2001-Fri May 25 03:12:33 EDT 2018
Vetstreet. All rights reserved. Powered by Brightspot.
Vetstreet does not provide medical advice, diagnosis, or treatment. See Additional Information ›
Mangy old cat. That’s often our first thought when we see a cat with bare patches on his head, neck and ears, or elsewhere on his body. Mange is a catchall term for several skin conditions caused by various types of mites — tiny, spiderlike critters that make themselves at home on a cat’s skin or inside the ear canals. If your cat is missing patches of fur, is miserably itchy and has dandruff, he might be hosting a colony of these troublesome parasites.
Anything that causes cats to itch is a real problem. They don’t feel good, they don’t sleep or eat well and they get downright grouchy. You would, too, if you were constantly scratching an itch. Itchy cats can scratch and bite themselves so badly that they develop infected sores.
While most mites are more likely to infest dogs, our feline friends can acquire them in certain situations. The cat most likely to earn the moniker of "mangy" lives with dogs or other cats who have mites, lives in certain regions where particular mites are common — primarily the southern and Gulf Coast areas of the United States — and doesn’t receive a regular external parasite preventive that is labeled for mites.
There are five types of mites that give cats the big itch:
We veterinarians most commonly see Otodectes inside the ear canal, but the mites can also live and feed outside the ear, causing itching elsewhere on the body. Suspect them if the inside of your cat’s ears look as if they’re lined with dark brown, bad-smelling coffee grounds and your cat is scratching like crazy at both ears or frequently shaking his head.
Because ear mites are spread by contact, kittens are especially likely to harbor the itchy foes, but any cat (or dog) can get them. Your veterinarian will diagnose ear mites by taking a sample of the discharge and examining it microscopically or using an otoscope to check for the presence of the white, pinhead-size mites. If one pet in your household has them, they’ll all need to be treated.

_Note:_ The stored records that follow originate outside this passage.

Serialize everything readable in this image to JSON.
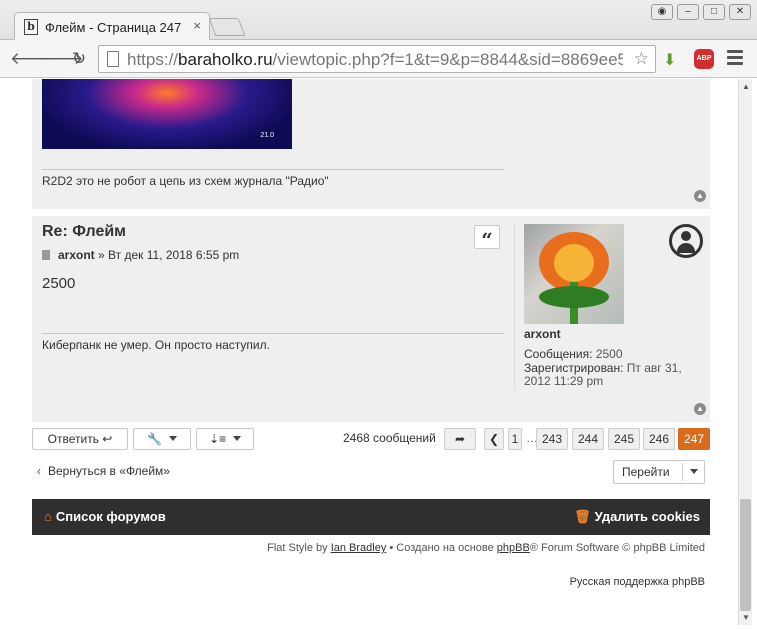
{
  "browser": {
    "tab_title": "Флейм - Страница 247",
    "tab_close": "×",
    "url_scheme": "https://",
    "url_host": "baraholko.ru",
    "url_path": "/viewtopic.php?f=1&t=9&p=8844&sid=8869ee5",
    "abp_label": "ABP"
  },
  "post_prev": {
    "image_badge": "21.0",
    "signature": "R2D2 это не робот а цепь из схем журнала \"Радио\""
  },
  "post": {
    "title": "Re: Флейм",
    "author": "arxont",
    "date": "» Вт дек 11, 2018 6:55 pm",
    "body": "2500",
    "signature": "Киберпанк не умер. Он просто наступил.",
    "profile": {
      "username": "arxont",
      "posts_label": "Сообщения:",
      "posts_value": "2500",
      "registered_label": "Зарегистрирован:",
      "registered_value": "Пт авг 31, 2012 11:29 pm"
    }
  },
  "actions": {
    "reply_label": "Ответить",
    "post_count": "2468 сообщений",
    "pages": [
      "1",
      "…",
      "243",
      "244",
      "245",
      "246",
      "247"
    ],
    "active_page": "247"
  },
  "nav": {
    "back_label": "Вернуться в «Флейм»",
    "jump_label": "Перейти"
  },
  "footer": {
    "forums_label": "Список форумов",
    "cookies_label": "Удалить cookies",
    "credits_style": "Flat Style by ",
    "credits_author": "Ian Bradley",
    "credits_mid": " • Создано на основе ",
    "credits_phpbb": "phpBB",
    "credits_end": "® Forum Software © phpBB Limited",
    "credits_lang": "Русская поддержка phpBB"
  },
  "colors": {
    "accent": "#d86b1c",
    "footer_bg": "#2f2f2f",
    "post_bg": "#efefef"
  }
}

Treatment begins with a thorough ear cleaning and medication to kill the mites. Your cat may also need antibiotics if he has a bacterial infection from scratching the skin raw around the ears and something to kill any mites that have spread to other areas of the body.
Demodex cati lives normally on a cat’s skin, causing no problems unless an underlying metabolic disease such as diabetes or an immunosuppressive disease such as feline leukemia virus allows it to overpopulate. Cats with D. cati may experience itching, hair loss and tiny bumps on the skin known as miliary dermatitis. If signs are limited to the head, neck and ears, you might hear this condition referred to as localized demodicosis. This particular mite isn’t contagious between cats and may cause less itching than other mites. Managing any underlying disease helps keep it under control, but cats may also need a medication prescribed by a veterinarian to kill the mites.
Like this article? Have a point of view to share? Let us know!
Take our breed quiz to find your next pet.
Bartonella is a type bacteria that can be transmitted to cats, dogs and humans from exposure to infected fleas and…
Want to give your pup yummy, low-calorie treats? We’ve got the skinny on which foods are OK to feed him.
Not sure about food puzzles? Our veterinarian reveals why the payoff for your pet is well worth any extra work.
With these simple dental care tips, you can help keep your canine’s adorable smile shiny and healthy for life.
The friendly and inquisitive LaPerm has an easy-care coat that comes in a variety of colors and patterns.
Check out our collection of more than 250 videos about pet training, animal behavior, dog and cat breeds and more.
Wonder which dog or cat best fits your lifestyle? Our new tool will narrow down more than 300 breeds for you.
If the video doesn't start playing momentarily,
please install the latest version of Flash.